Exercise brief: For each line of the listing that holds "result", show the full line.

■ ■ ■ ■ ■ ■ ■

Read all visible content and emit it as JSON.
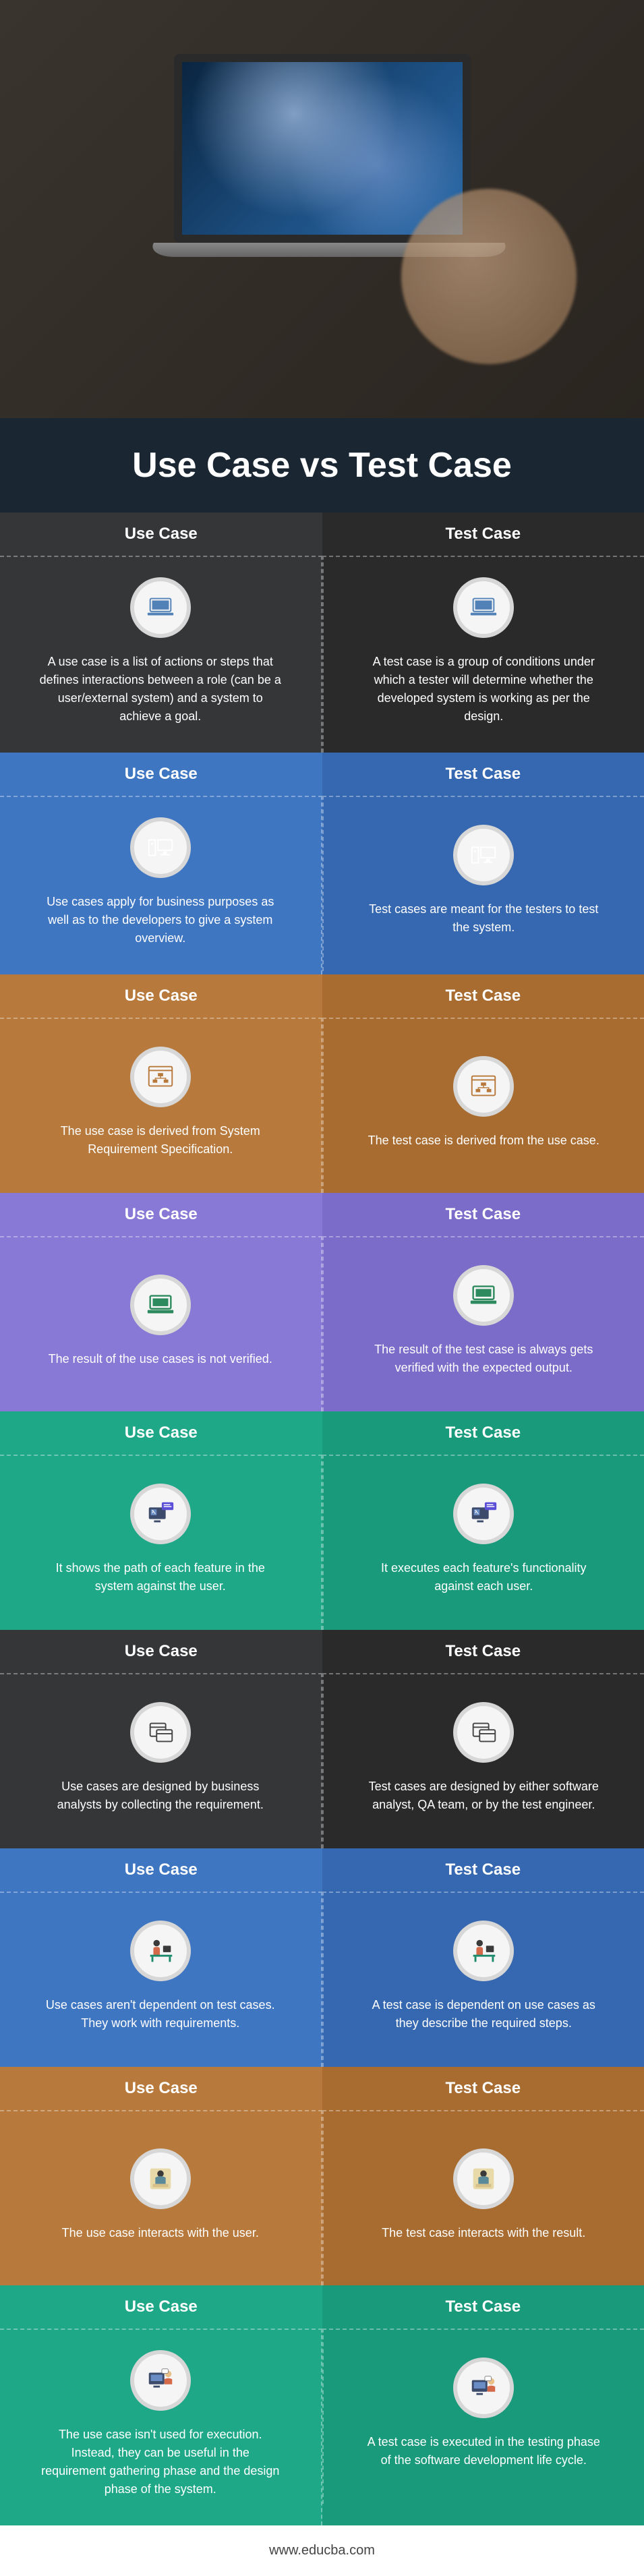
{
  "title": "Use Case vs Test Case",
  "labels": {
    "use": "Use Case",
    "test": "Test Case"
  },
  "rows": [
    {
      "use": "A use case is a list of actions or steps that defines interactions between a role (can be a user/external system) and a system to achieve a goal.",
      "test": "A test case is a group of conditions under which a tester will determine whether the developed system is working as per the design.",
      "icon": "laptop"
    },
    {
      "use": "Use cases apply for business purposes as well as to the developers to give a system overview.",
      "test": "Test cases are meant for the testers to test the system.",
      "icon": "monitor-tower"
    },
    {
      "use": "The use case is derived from System Requirement Specification.",
      "test": "The test case is derived from the use case.",
      "icon": "window-tree"
    },
    {
      "use": "The result of the use cases is not verified.",
      "test": "The result of the test case is always gets verified with the expected output.",
      "icon": "laptop-green"
    },
    {
      "use": "It shows the path of each feature in the system against the user.",
      "test": "It executes each feature's functionality against each user.",
      "icon": "desktop-bubble"
    },
    {
      "use": "Use cases are designed by business analysts by collecting the requirement.",
      "test": "Test cases are designed by either software analyst, QA team, or by the test engineer.",
      "icon": "window-stack"
    },
    {
      "use": "Use cases aren't dependent on test cases. They work with requirements.",
      "test": "A test case is dependent on use cases as they describe the required steps.",
      "icon": "person-desk"
    },
    {
      "use": "The use case interacts with the user.",
      "test": "The test case interacts with the result.",
      "icon": "person-top"
    },
    {
      "use": "The use case isn't used for execution. Instead, they can be useful in the requirement gathering phase and the design phase of the system.",
      "test": "A test case is executed in the testing phase of the software development life cycle.",
      "icon": "person-monitor"
    }
  ],
  "footer": "www.educba.com"
}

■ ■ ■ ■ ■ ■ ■

Task output:
      "use": "The result of the use cases is not verified.",
      "test": "The result of the test case is always gets verified with the expected output.",
      "test": "The test case interacts with the result.",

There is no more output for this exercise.